┌──

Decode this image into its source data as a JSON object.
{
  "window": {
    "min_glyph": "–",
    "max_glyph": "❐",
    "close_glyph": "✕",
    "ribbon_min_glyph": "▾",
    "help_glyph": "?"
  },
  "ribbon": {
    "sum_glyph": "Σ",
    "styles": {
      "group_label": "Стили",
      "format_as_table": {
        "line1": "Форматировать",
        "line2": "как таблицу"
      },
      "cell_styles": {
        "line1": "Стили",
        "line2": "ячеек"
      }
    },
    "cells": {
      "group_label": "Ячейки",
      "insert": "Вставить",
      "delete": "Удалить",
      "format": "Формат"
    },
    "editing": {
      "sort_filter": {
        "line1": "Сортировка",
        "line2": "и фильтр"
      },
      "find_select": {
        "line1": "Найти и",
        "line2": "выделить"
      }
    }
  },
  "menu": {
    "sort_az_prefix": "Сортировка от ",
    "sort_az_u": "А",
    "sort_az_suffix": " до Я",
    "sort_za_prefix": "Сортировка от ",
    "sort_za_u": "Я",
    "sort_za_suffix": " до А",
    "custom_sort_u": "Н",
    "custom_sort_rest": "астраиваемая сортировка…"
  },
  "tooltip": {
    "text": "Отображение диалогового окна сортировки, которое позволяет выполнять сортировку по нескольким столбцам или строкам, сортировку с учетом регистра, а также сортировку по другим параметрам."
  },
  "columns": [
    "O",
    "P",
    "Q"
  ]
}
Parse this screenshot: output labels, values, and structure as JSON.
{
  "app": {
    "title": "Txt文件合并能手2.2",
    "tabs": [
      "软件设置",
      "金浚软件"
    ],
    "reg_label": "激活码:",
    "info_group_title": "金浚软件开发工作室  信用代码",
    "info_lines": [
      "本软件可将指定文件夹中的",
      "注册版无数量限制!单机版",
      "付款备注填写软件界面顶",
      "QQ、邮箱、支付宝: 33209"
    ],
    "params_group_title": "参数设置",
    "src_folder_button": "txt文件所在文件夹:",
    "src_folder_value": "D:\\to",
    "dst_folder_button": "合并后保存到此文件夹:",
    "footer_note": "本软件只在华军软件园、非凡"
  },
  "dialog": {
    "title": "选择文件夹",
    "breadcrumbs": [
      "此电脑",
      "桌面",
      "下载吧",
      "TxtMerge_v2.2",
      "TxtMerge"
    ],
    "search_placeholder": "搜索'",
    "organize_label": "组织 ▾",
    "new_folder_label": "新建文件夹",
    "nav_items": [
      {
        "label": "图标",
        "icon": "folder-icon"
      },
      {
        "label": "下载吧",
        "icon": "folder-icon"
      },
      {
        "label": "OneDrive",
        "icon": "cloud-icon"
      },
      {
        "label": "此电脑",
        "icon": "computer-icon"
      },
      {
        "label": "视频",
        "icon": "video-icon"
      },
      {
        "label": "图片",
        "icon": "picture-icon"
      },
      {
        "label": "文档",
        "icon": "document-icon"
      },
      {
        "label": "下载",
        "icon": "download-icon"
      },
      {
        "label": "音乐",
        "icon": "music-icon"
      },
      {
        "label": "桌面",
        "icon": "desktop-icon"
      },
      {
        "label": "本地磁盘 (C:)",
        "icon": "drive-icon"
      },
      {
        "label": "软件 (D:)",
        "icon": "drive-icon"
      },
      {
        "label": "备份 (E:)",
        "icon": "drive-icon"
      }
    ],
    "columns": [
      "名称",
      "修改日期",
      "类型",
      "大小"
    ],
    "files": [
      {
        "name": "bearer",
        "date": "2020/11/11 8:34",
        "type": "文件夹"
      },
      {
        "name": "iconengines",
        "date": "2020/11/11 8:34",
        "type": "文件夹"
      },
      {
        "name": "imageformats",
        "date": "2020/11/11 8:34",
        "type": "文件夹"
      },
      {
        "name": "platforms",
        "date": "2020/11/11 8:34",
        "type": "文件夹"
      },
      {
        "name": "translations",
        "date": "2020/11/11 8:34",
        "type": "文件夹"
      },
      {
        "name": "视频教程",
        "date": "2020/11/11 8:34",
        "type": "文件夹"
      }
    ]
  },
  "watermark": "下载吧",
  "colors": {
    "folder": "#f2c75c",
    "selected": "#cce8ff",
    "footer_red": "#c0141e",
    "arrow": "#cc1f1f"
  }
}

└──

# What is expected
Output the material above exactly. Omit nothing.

# Answer space
Decode this image into its source data as a JSON object.
{
  "window": {
    "min_glyph": "–",
    "max_glyph": "❐",
    "close_glyph": "✕",
    "ribbon_min_glyph": "▾",
    "help_glyph": "?"
  },
  "ribbon": {
    "sum_glyph": "Σ",
    "styles": {
      "group_label": "Стили",
      "format_as_table": {
        "line1": "Форматировать",
        "line2": "как таблицу"
      },
      "cell_styles": {
        "line1": "Стили",
        "line2": "ячеек"
      }
    },
    "cells": {
      "group_label": "Ячейки",
      "insert": "Вставить",
      "delete": "Удалить",
      "format": "Формат"
    },
    "editing": {
      "sort_filter": {
        "line1": "Сортировка",
        "line2": "и фильтр"
      },
      "find_select": {
        "line1": "Найти и",
        "line2": "выделить"
      }
    }
  },
  "menu": {
    "sort_az_prefix": "Сортировка от ",
    "sort_az_u": "А",
    "sort_az_suffix": " до Я",
    "sort_za_prefix": "Сортировка от ",
    "sort_za_u": "Я",
    "sort_za_suffix": " до А",
    "custom_sort_u": "Н",
    "custom_sort_rest": "астраиваемая сортировка…"
  },
  "tooltip": {
    "text": "Отображение диалогового окна сортировки, которое позволяет выполнять сортировку по нескольким столбцам или строкам, сортировку с учетом регистра, а также сортировку по другим параметрам."
  },
  "columns": [
    "O",
    "P",
    "Q"
  ]
}
Parse this screenshot: output labels, values, and structure as JSON.
{
  "app": {
    "title": "Txt文件合并能手2.2",
    "tabs": [
      "软件设置",
      "金浚软件"
    ],
    "reg_label": "激活码:",
    "info_group_title": "金浚软件开发工作室  信用代码",
    "info_lines": [
      "本软件可将指定文件夹中的",
      "注册版无数量限制!单机版",
      "付款备注填写软件界面顶",
      "QQ、邮箱、支付宝: 33209"
    ],
    "params_group_title": "参数设置",
    "src_folder_button": "txt文件所在文件夹:",
    "src_folder_value": "D:\\to",
    "dst_folder_button": "合并后保存到此文件夹:",
    "footer_note": "本软件只在华军软件园、非凡"
  },
  "dialog": {
    "title": "选择文件夹",
    "breadcrumbs": [
      "此电脑",
      "桌面",
      "下载吧",
      "TxtMerge_v2.2",
      "TxtMerge"
    ],
    "search_placeholder": "搜索'",
    "organize_label": "组织 ▾",
    "new_folder_label": "新建文件夹",
    "nav_items": [
      {
        "label": "图标",
        "icon": "folder-icon"
      },
      {
        "label": "下载吧",
        "icon": "folder-icon"
      },
      {
        "label": "OneDrive",
        "icon": "cloud-icon"
      },
      {
        "label": "此电脑",
        "icon": "computer-icon"
      },
      {
        "label": "视频",
        "icon": "video-icon"
      },
      {
        "label": "图片",
        "icon": "picture-icon"
      },
      {
        "label": "文档",
        "icon": "document-icon"
      },
      {
        "label": "下载",
        "icon": "download-icon"
      },
      {
        "label": "音乐",
        "icon": "music-icon"
      },
      {
        "label": "桌面",
        "icon": "desktop-icon"
      },
      {
        "label": "本地磁盘 (C:)",
        "icon": "drive-icon"
      },
      {
        "label": "软件 (D:)",
        "icon": "drive-icon"
      },
      {
        "label": "备份 (E:)",
        "icon": "drive-icon"
      }
    ],
    "columns": [
      "名称",
      "修改日期",
      "类型",
      "大小"
    ],
    "files": [
      {
        "name": "bearer",
        "date": "2020/11/11 8:34",
        "type": "文件夹"
      },
      {
        "name": "iconengines",
        "date": "2020/11/11 8:34",
        "type": "文件夹"
      },
      {
        "name": "imageformats",
        "date": "2020/11/11 8:34",
        "type": "文件夹"
      },
      {
        "name": "platforms",
        "date": "2020/11/11 8:34",
        "type": "文件夹"
      },
      {
        "name": "translations",
        "date": "2020/11/11 8:34",
        "type": "文件夹"
      },
      {
        "name": "视频教程",
        "date": "2020/11/11 8:34",
        "type": "文件夹"
      }
    ]
  },
  "watermark": "下载吧",
  "colors": {
    "folder": "#f2c75c",
    "selected": "#cce8ff",
    "footer_red": "#c0141e",
    "arrow": "#cc1f1f"
  }
}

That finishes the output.